The concept behind RailBox, as evidenced by their slogan "Next Load, Any Road!" was that since Railbox was owned by many of the railroads as a privately owned cooperative, their boxcars were not subject to load/empty rules. Railbox cars could be assigned for service anywhere in Canada, Mexico and the United States on lines where an AAR Plate-C loading gauge is permitted. Railbox purchased boxcars from many Manufacturers including American Car and Foundry (ACF), Farmers Machinery Company (FMC), and Pullman-Standard (P-S).

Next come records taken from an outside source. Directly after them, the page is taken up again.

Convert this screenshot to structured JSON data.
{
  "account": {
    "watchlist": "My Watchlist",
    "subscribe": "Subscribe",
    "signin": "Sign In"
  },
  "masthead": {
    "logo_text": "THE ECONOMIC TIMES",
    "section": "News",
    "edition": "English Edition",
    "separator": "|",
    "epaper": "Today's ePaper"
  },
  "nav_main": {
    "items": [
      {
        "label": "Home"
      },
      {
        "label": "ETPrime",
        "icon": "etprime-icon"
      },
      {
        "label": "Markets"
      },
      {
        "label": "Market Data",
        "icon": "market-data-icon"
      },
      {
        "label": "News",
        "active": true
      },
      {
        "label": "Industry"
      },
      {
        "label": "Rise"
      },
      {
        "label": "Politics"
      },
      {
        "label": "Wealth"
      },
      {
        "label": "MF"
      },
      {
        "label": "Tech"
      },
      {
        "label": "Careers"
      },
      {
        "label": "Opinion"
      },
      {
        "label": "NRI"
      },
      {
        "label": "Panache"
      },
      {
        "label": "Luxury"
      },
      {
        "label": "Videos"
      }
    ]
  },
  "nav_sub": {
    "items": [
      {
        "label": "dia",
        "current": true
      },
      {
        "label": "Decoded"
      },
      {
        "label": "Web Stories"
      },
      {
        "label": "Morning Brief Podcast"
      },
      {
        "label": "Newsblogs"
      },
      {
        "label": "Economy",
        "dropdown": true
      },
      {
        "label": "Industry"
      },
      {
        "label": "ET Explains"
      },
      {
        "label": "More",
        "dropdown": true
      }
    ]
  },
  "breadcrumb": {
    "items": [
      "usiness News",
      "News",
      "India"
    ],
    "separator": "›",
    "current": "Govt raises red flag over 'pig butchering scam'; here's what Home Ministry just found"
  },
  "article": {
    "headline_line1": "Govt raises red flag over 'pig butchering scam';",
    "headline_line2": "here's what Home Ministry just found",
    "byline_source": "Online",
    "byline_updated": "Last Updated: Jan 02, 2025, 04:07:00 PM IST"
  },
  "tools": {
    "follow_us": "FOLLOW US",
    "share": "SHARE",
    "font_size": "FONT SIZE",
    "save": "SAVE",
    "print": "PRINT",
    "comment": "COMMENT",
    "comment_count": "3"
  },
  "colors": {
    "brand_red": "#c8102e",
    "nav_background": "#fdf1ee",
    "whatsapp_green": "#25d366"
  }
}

Under the ICC car routing rules in effect at the time, cars owned by operating companies were supposed to be routed back to their owning road as soon as possible or the host road would have to pay demurrage(car storage and handling) charges. This was the cause a shortage of available cars and not an actual shortage of boxcars numerically. As empty cars were required to be routed back to their home railroad instead of being loaded and routed to another destination.

RailBox cars are all boxcars and are painted yellow with black doors. RailBox cars had a bold graphic side logo, which was a stylized X made of red and blue intertwined arrows to symbolize free flow. During the 1970s many railroads had old fleets of railcars. Due to the poor financial state of many railroads these cars were dirty and grimy. Railbox cars stood out with their bright yellow paint and large logos. The company's car reporting marks, as noted above, ended in the letter "X". Under FRA designation reporting marks ending in "X" are assigned to private owner cars.

As of 2015, many RailBox cars are still in service. The rise of intermodal containerized freight (which began in the late 1980s and early 1990s) has reduced the demand for full carload boxcar service. Also deregulation in the 1980s eliminated the legacy car routing rules, reaching its peak with the elimination of the Interstate Commerce Commission in 1995.

RailBox (and the similar Railgon Company) are currently subsidiaries of TTX Company.

From Wikipedia
Brand/Importer Information:
MDC Roundhouse was founded in California in 1938 and relocated in 1993 to Carson City, Nevada due to statewide restrictions on painting. MDC Roundhouse was a producer of both RTR (Ready-to-Run) and kit versions of N Scale rolling stock as well as RTR locomotives. They entered the N scale market in 1979 with a Thrall Hi-Side Gondola and a Hi-Cube Single Door Box Car. MDC Roundhouse was purchased by Horizon Hobbies in June of 2004, when its owner since 1938 C. H. Menteer retired, and merged into their Athearn line.

Unlike many of their contemporaries which contracted with European firms to produce their products, MDC made their own toolings. They made several popular body styles and produced them for road names that many other vendors (even Micro-Trains) wouldn't touch. This made them popular with modelers. Also, their un-assembled "kits" permitted a lower price point so they were popular with "runners" as well as "modelers".

Of particular interest was the attention given to modern 50 foot steel boxcars. They made some attempt to accurately mold the differences into distinct models to represent each of the major prototype manufacturers products. They have distinct toolings not only for the different products from FMC, BFF and PS, but also multiple models for each of these manufacturers including "standard" vs "Youngstown" doors and "waffle" vs. "rib" sides. In total they produced 13 different versions of the 50 foot steel boxcar.
Item created by: acsxfan1 on 2022-02-20 09:58:43. Last edited by acsxfan1 on 2022-02-21 06:04:45

If you see errors or missing data in this entry, please feel free to log in and edit it. Anyone with a Gmail account can log in instantly.